In the mid-nineties one of my other instructors starting teaching me using a lot a very bizarre (well at the time they were bizarre) training apparatus. One involved a big stick and a cinder-block. I was told to swing the stick as hard as I could into the block. The first time I did this, the instant I hit the block, a shock wave traveled up the stick, into my arms and into my body. The pain was beyond words. I threw the stick down and jumped back like I had been shocked by electricity. My instructor then explained to me the correct way to “lock” my muscles when hitting a target with a stick. After that the pain got less and less and my ability to execute the technique correctly got better and better. When striking the block repeatedly, I couldn’t help but remember that I had had a similar feeling before, though I couldn’t remember from where. Finally it hit me, I had felt the same shocking pain when hitting that 4×4 piece of wood in Grandmaster Ahn’s school. So that is what was “not there” in his gift, I thought. I returned home and set up the 4×4 target and started punching. I was amazed that with this target, I had had a teacher in my house that could have been spending hours with me on an aspect of how to punch correctly. What a waste of years. I became fascinated, almost obsessed, with these old style training apparatuses. I started asking all my instructors what they had used, how their instructors had trained them how to make such devices and how to use them. The best part was that when I asked, several of them had me actually make the apparatus (with their guidance) and practice with it, instead of simply just telling me the information I requested.

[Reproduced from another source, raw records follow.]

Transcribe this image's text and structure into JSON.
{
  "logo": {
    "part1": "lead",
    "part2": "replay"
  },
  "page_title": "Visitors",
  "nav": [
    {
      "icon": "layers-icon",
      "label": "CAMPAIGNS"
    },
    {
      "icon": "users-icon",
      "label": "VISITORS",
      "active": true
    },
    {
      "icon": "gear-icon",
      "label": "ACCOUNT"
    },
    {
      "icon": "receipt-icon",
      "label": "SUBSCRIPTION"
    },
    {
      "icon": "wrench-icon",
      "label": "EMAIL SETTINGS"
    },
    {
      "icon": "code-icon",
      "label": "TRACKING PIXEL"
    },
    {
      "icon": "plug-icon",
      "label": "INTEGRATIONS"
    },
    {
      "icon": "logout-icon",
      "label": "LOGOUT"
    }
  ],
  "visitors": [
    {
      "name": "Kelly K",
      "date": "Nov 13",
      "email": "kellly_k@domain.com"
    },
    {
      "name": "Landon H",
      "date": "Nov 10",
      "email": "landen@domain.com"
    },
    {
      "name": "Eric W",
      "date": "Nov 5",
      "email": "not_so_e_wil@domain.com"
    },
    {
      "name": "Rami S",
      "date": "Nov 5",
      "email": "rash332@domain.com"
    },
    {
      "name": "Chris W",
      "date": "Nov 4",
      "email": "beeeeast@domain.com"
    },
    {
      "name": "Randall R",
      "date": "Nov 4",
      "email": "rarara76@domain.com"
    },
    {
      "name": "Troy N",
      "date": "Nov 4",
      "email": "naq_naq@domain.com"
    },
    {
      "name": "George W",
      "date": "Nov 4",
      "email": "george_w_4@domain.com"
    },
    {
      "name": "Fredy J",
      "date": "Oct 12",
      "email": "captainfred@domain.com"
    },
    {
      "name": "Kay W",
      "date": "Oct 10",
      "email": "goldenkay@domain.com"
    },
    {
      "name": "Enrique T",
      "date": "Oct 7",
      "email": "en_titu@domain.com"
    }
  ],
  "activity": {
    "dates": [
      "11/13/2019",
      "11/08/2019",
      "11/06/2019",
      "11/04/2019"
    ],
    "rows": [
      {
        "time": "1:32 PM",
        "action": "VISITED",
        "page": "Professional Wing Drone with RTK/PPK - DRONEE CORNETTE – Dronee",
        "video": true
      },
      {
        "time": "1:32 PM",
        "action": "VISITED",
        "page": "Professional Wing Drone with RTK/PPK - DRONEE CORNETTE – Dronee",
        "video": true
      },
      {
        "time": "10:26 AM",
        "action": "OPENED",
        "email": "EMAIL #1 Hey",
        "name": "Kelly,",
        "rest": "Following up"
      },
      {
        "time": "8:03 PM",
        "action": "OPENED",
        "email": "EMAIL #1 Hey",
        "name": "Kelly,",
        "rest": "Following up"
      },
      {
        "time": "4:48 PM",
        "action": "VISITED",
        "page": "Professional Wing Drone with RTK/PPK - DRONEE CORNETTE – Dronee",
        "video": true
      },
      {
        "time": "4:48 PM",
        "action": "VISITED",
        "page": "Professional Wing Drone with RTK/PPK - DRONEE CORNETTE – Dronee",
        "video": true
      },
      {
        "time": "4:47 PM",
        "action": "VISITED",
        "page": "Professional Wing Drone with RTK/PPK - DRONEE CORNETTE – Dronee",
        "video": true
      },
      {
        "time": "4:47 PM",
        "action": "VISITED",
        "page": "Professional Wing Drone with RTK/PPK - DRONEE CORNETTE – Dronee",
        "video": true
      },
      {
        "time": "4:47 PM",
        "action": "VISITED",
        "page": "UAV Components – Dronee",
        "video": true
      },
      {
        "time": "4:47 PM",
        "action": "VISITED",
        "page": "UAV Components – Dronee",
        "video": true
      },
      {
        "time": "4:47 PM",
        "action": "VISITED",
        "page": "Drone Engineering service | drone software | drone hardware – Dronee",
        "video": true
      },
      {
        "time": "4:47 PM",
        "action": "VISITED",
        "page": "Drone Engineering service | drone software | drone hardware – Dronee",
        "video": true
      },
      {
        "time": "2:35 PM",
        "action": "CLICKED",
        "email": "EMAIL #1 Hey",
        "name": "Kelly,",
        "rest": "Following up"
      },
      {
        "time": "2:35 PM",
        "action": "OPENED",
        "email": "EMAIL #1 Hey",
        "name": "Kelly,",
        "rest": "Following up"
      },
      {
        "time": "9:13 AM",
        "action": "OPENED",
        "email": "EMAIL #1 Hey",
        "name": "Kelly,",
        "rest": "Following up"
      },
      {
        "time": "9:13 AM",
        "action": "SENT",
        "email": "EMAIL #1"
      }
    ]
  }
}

So, at next year’s retreat the black belts will arrive to a pile of unusual training apparatuses. Some will be very old, given to me or made by me at some point during my training. During the retreat, the participants will be encouraged to try and use these devices and I guarantee you they will ask themselves, “Why am I doing this and why am I here again?” But by the end of the retreat, I know that they will know exactly why they were using the devices and will be very excited that they came.
In the meantime, my four Hagsaeng Naebu will spend the year learning how to make and correctly use all of the apparatuses that I will be bringing to the retreat. I’ll make sure they post pictures and blog about their experiences with these devices. It will be certainly be a year they will never forget.